“I knew that I had the players for this system,” he said of 3-4-3, “but we’d never tried this solution in our training sessions.
“[But] it’s not as simple to say a change in formation took us to the top. It has taken work.”
Alonso gave Chelsea the lead against Arsenal. They won 3-1. The new manager had looked and learned.
That progress will have brought some personal satisfaction. Conte has written a book: Head, Heart and Legs, and the fact head comes first is significant. He says he does not want to order players, he wants them to understand why he is asking. At the same time Conte is an enthusiastic motivator.

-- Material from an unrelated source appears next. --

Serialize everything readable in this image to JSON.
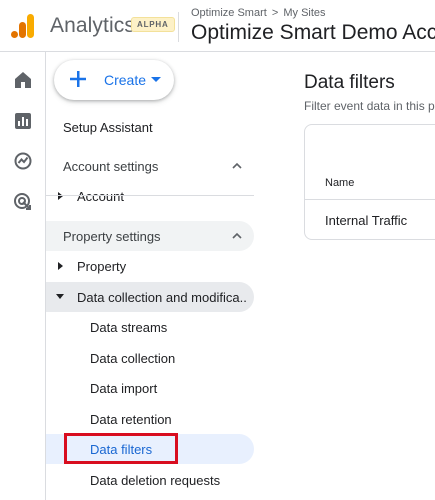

There is also realism: “I always compare my work as a coach to that of a tailor, who makes a suit out of the material available to him.”
Admittedly Conte has some fine materials in west London, but he has cut it right and some of it, he has bought. Alonso, acquired for £22 million (€25.9 million) from Fiorentina, is part of a sweet, balanced style. The previous February, for example, Ivanovic, Terry and Kurt Zouma were in a back four drawing 0-0 at Watford. Cesc Fabregas, Oscar and Mikel were in midfield. This amounts to a quiet overhaul.
N’Golo Kante’s transfer had been negotiated before Conte’s arrival, though presumably he knew of it, given Conte had told the Italian FA in March that he would be leaving. But Alonso and Luiz were Conte purchases.
Luiz has gone from indiscipline to discipline. When asked, he describes Conte as “extremely meticulous”, as if meticulous was insufficient.
Victor Moses, meanwhile, always had the possibility to be exceptional but it is Conte who has drawn it out of a player seemingly destined to spend his career on loan.
Moses says Conte has educated him – “constantly talking to me in training”. Moses also says: “We memorise moves to gel us together.”
This is the hands-on coaching others have referred to, and “very hands-on” is also the term used by a local Italian chef in west London who sometimes has to send Conte photographs of his players’ food. The chef adds the players “love Conte”.
That is due to another factor in Conte’s impact at Stamford Bridge – the concept of equality. It is notable that both Moses and Luiz have mentioned this in the last month. “No favouritism,” says Moses; “one of his [Conte’s]best qualities is that he treats everyone equally,” says Luiz.
Then there was Conte's challenge to those who said Eden Hazard should be more selfish in front of goal: "The best player in the world doesn't exist without a team," was Conte's reply.
“For me it is sad when I hear one player must be more selfish to reach the top level. This is not my idea of football. I prefer to lose.”
He has not had much experience of that at Chelsea. After last season's implosion, when Jose Mourinho went, Hazard failed to score for six months, players were branded "rats" by supporters and Chelsea lost 12 games to finish tenth, this season has been unexpectedly serene. It could easily have been different.
Undoubtedly having no European football (like Liverpool) has enabled Conte to coach his way into the club. In quick time he has reshaped the team, revitalised some, moved on others and now has the prospect of a Premier League and FA Cup double.
There is this question mark over Inter Milan's interest. It was the front page of Gazzetta dello Sport again on Thursday morning and Conte's wife and daughter have stayed in Turin.
One would expect, however, that a challenging man would like to take his Chelsea into the Champions League. There he could attempt to justify another Sacchi phrase from his website: “Conte is a maestro.”